Reproduce all of the records word for word, omitting the pictures.

## Stored entries
● ● ● ● ● ● ●

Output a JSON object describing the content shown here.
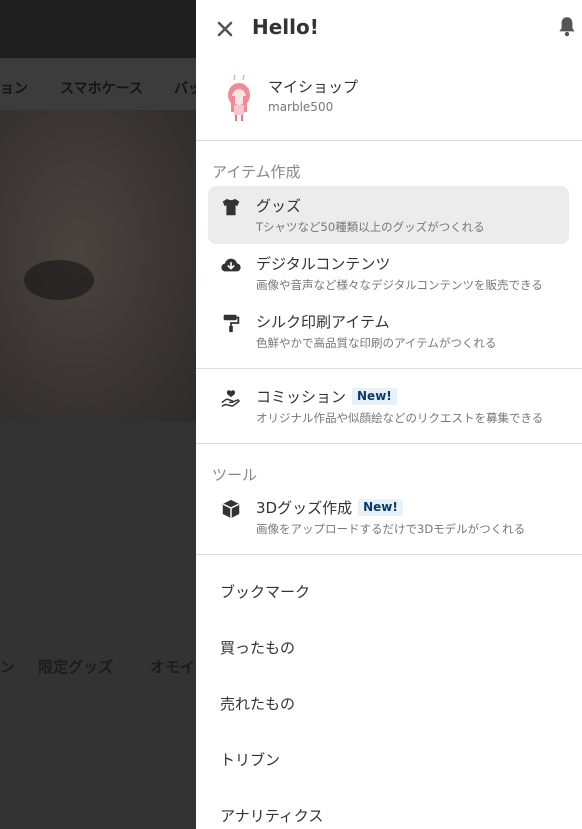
{
  "background": {
    "categories": [
      "ョン",
      "スマホケース",
      "バッ"
    ],
    "tags": [
      "ン",
      "限定グッズ",
      "オモイ"
    ]
  },
  "drawer": {
    "greeting": "Hello!",
    "shop": {
      "name": "マイショップ",
      "id": "marble500"
    },
    "sections": {
      "create_title": "アイテム作成",
      "tools_title": "ツール"
    },
    "items": {
      "goods": {
        "label": "グッズ",
        "desc": "Tシャツなど50種類以上のグッズがつくれる"
      },
      "digital": {
        "label": "デジタルコンテンツ",
        "desc": "画像や音声など様々なデジタルコンテンツを販売できる"
      },
      "silk": {
        "label": "シルク印刷アイテム",
        "desc": "色鮮やかで高品質な印刷のアイテムがつくれる"
      },
      "commission": {
        "label": "コミッション",
        "badge": "New!",
        "desc": "オリジナル作品や似顔絵などのリクエストを募集できる"
      },
      "goods3d": {
        "label": "3Dグッズ作成",
        "badge": "New!",
        "desc": "画像をアップロードするだけで3Dモデルがつくれる"
      }
    },
    "links": {
      "bookmark": "ブックマーク",
      "purchased": "買ったもの",
      "sold": "売れたもの",
      "tribune": "トリブン",
      "analytics": "アナリティクス"
    },
    "icons": {
      "close": "close-icon",
      "bell": "bell-icon",
      "goods": "tshirt-icon",
      "digital": "cloud-download-icon",
      "silk": "paint-roller-icon",
      "commission": "hand-heart-icon",
      "goods3d": "cube-icon"
    }
  }
}
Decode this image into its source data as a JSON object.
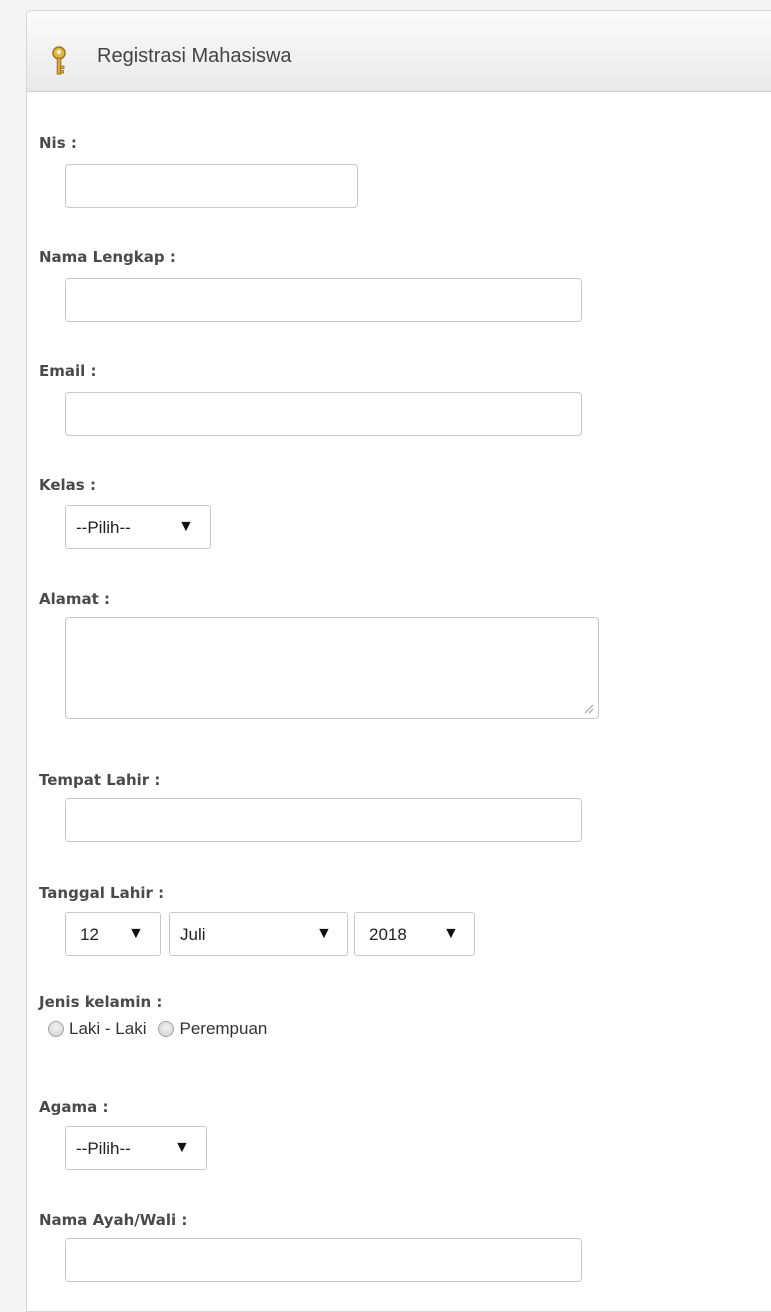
{
  "header": {
    "title": "Registrasi Mahasiswa",
    "icon": "key-icon"
  },
  "form": {
    "nis": {
      "label": "Nis :",
      "value": ""
    },
    "nama_lengkap": {
      "label": "Nama Lengkap :",
      "value": ""
    },
    "email": {
      "label": "Email :",
      "value": ""
    },
    "kelas": {
      "label": "Kelas :",
      "selected": "--Pilih--"
    },
    "alamat": {
      "label": "Alamat :",
      "value": ""
    },
    "tempat_lahir": {
      "label": "Tempat Lahir :",
      "value": ""
    },
    "tanggal_lahir": {
      "label": "Tanggal Lahir :",
      "day": "12",
      "month": "Juli",
      "year": "2018"
    },
    "jenis_kelamin": {
      "label": "Jenis kelamin :",
      "options": [
        "Laki - Laki",
        "Perempuan"
      ]
    },
    "agama": {
      "label": "Agama :",
      "selected": "--Pilih--"
    },
    "nama_ayah": {
      "label": "Nama Ayah/Wali :",
      "value": ""
    }
  },
  "colors": {
    "label": "#4a4a4a",
    "border": "#c8c8c8",
    "header_bg": "#eeeeee"
  }
}
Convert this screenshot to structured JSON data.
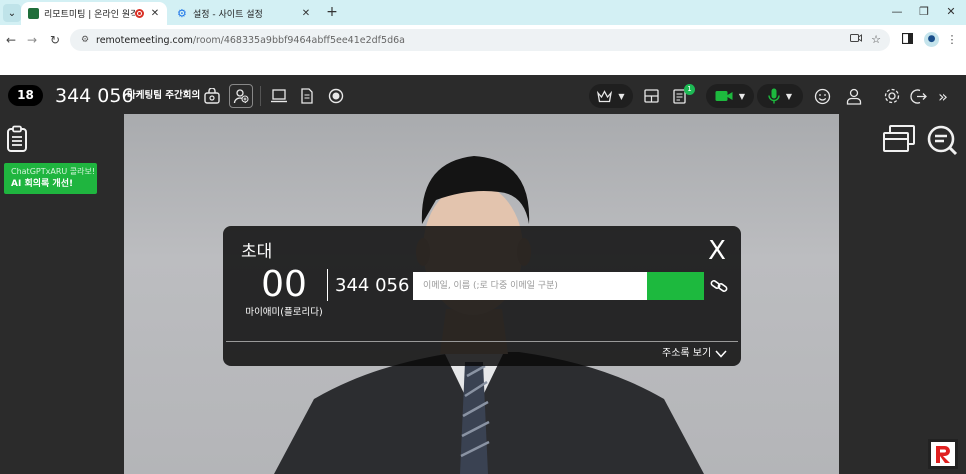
{
  "browser": {
    "tabs": [
      {
        "title": "리모트미팅 | 온라인 원격미",
        "active": true
      },
      {
        "title": "설정 - 사이트 설정",
        "active": false
      }
    ],
    "url_host": "remotemeeting.com",
    "url_path": "/room/468335a9bbf9464abff5ee41e2df5d6a"
  },
  "topbar": {
    "participant_count": "18",
    "room_number": "344 056",
    "room_name": "마케팅팀 주간회의",
    "chat_badge": "1"
  },
  "promo": {
    "line1": "ChatGPTxARU 콜라보!",
    "line2": "AI 회의록 개선!"
  },
  "invite": {
    "title": "초대",
    "count": "00",
    "host_name": "마이애미(플로리다)",
    "room_number": "344 056",
    "email_placeholder": "이메일, 이름 (;로 다중 이메일 구분)",
    "close_label": "X",
    "address_book_label": "주소록 보기"
  },
  "colors": {
    "accent_green": "#1db93e",
    "toolbar_dark": "#2b2b2b",
    "tabstrip": "#d3f0f4"
  }
}
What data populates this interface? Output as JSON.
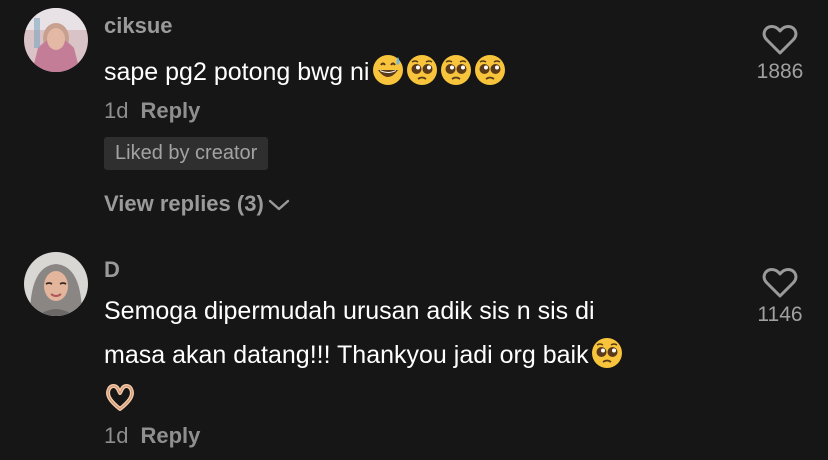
{
  "comments": [
    {
      "username": "ciksue",
      "text": "sape pg2 potong bwg ni",
      "emojis": [
        "grinning-sweat-emoji",
        "pleading-face-emoji",
        "pleading-face-emoji",
        "pleading-face-emoji"
      ],
      "time": "1d",
      "reply_label": "Reply",
      "badge": "Liked by creator",
      "view_replies": "View replies (3)",
      "like_count": "1886"
    },
    {
      "username": "D",
      "text_line1": "Semoga dipermudah urusan adik sis n sis di",
      "text_line2": "masa akan datang!!! Thankyou jadi org baik",
      "emojis": [
        "pleading-face-emoji",
        "heart-hands-emoji"
      ],
      "time": "1d",
      "reply_label": "Reply",
      "like_count": "1146"
    }
  ],
  "colors": {
    "background": "#161616",
    "text_primary": "#ffffff",
    "text_secondary": "#9a9a9a",
    "badge_bg": "#2f2f2f",
    "emoji_yellow": "#f7c43b"
  }
}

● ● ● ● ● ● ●

## RESULT FOR THIS EXERCISE
Output a JSON object describing the content shown here.
{
  "background": {
    "categories": [
      "ョン",
      "スマホケース",
      "バッ"
    ],
    "tags": [
      "ン",
      "限定グッズ",
      "オモイ"
    ]
  },
  "drawer": {
    "greeting": "Hello!",
    "shop": {
      "name": "マイショップ",
      "id": "marble500"
    },
    "sections": {
      "create_title": "アイテム作成",
      "tools_title": "ツール"
    },
    "items": {
      "goods": {
        "label": "グッズ",
        "desc": "Tシャツなど50種類以上のグッズがつくれる"
      },
      "digital": {
        "label": "デジタルコンテンツ",
        "desc": "画像や音声など様々なデジタルコンテンツを販売できる"
      },
      "silk": {
        "label": "シルク印刷アイテム",
        "desc": "色鮮やかで高品質な印刷のアイテムがつくれる"
      },
      "commission": {
        "label": "コミッション",
        "badge": "New!",
        "desc": "オリジナル作品や似顔絵などのリクエストを募集できる"
      },
      "goods3d": {
        "label": "3Dグッズ作成",
        "badge": "New!",
        "desc": "画像をアップロードするだけで3Dモデルがつくれる"
      }
    },
    "links": {
      "bookmark": "ブックマーク",
      "purchased": "買ったもの",
      "sold": "売れたもの",
      "tribune": "トリブン",
      "analytics": "アナリティクス"
    },
    "icons": {
      "close": "close-icon",
      "bell": "bell-icon",
      "goods": "tshirt-icon",
      "digital": "cloud-download-icon",
      "silk": "paint-roller-icon",
      "commission": "hand-heart-icon",
      "goods3d": "cube-icon"
    }
  }
}
Decode this image into its source data as a JSON object.
{
  "header": {
    "title": "Registrasi Mahasiswa",
    "icon": "key-icon"
  },
  "form": {
    "nis": {
      "label": "Nis :",
      "value": ""
    },
    "nama_lengkap": {
      "label": "Nama Lengkap :",
      "value": ""
    },
    "email": {
      "label": "Email :",
      "value": ""
    },
    "kelas": {
      "label": "Kelas :",
      "selected": "--Pilih--"
    },
    "alamat": {
      "label": "Alamat :",
      "value": ""
    },
    "tempat_lahir": {
      "label": "Tempat Lahir :",
      "value": ""
    },
    "tanggal_lahir": {
      "label": "Tanggal Lahir :",
      "day": "12",
      "month": "Juli",
      "year": "2018"
    },
    "jenis_kelamin": {
      "label": "Jenis kelamin :",
      "options": [
        "Laki - Laki",
        "Perempuan"
      ]
    },
    "agama": {
      "label": "Agama :",
      "selected": "--Pilih--"
    },
    "nama_ayah": {
      "label": "Nama Ayah/Wali :",
      "value": ""
    }
  },
  "colors": {
    "label": "#4a4a4a",
    "border": "#c8c8c8",
    "header_bg": "#eeeeee"
  }
}
Convert this screenshot to structured JSON data.
{
  "browser": {
    "tabs": [
      {
        "title": "리모트미팅 | 온라인 원격미",
        "active": true
      },
      {
        "title": "설정 - 사이트 설정",
        "active": false
      }
    ],
    "url_host": "remotemeeting.com",
    "url_path": "/room/468335a9bbf9464abff5ee41e2df5d6a"
  },
  "topbar": {
    "participant_count": "18",
    "room_number": "344 056",
    "room_name": "마케팅팀 주간회의",
    "chat_badge": "1"
  },
  "promo": {
    "line1": "ChatGPTxARU 콜라보!",
    "line2": "AI 회의록 개선!"
  },
  "invite": {
    "title": "초대",
    "count": "00",
    "host_name": "마이애미(플로리다)",
    "room_number": "344 056",
    "email_placeholder": "이메일, 이름 (;로 다중 이메일 구분)",
    "close_label": "X",
    "address_book_label": "주소록 보기"
  },
  "colors": {
    "accent_green": "#1db93e",
    "toolbar_dark": "#2b2b2b",
    "tabstrip": "#d3f0f4"
  }
}
What data populates this interface? Output as JSON.
{
  "comments": [
    {
      "username": "ciksue",
      "text": "sape pg2 potong bwg ni",
      "emojis": [
        "grinning-sweat-emoji",
        "pleading-face-emoji",
        "pleading-face-emoji",
        "pleading-face-emoji"
      ],
      "time": "1d",
      "reply_label": "Reply",
      "badge": "Liked by creator",
      "view_replies": "View replies (3)",
      "like_count": "1886"
    },
    {
      "username": "D",
      "text_line1": "Semoga dipermudah urusan adik sis n sis di",
      "text_line2": "masa akan datang!!! Thankyou jadi org baik",
      "emojis": [
        "pleading-face-emoji",
        "heart-hands-emoji"
      ],
      "time": "1d",
      "reply_label": "Reply",
      "like_count": "1146"
    }
  ],
  "colors": {
    "background": "#161616",
    "text_primary": "#ffffff",
    "text_secondary": "#9a9a9a",
    "badge_bg": "#2f2f2f",
    "emoji_yellow": "#f7c43b"
  }
}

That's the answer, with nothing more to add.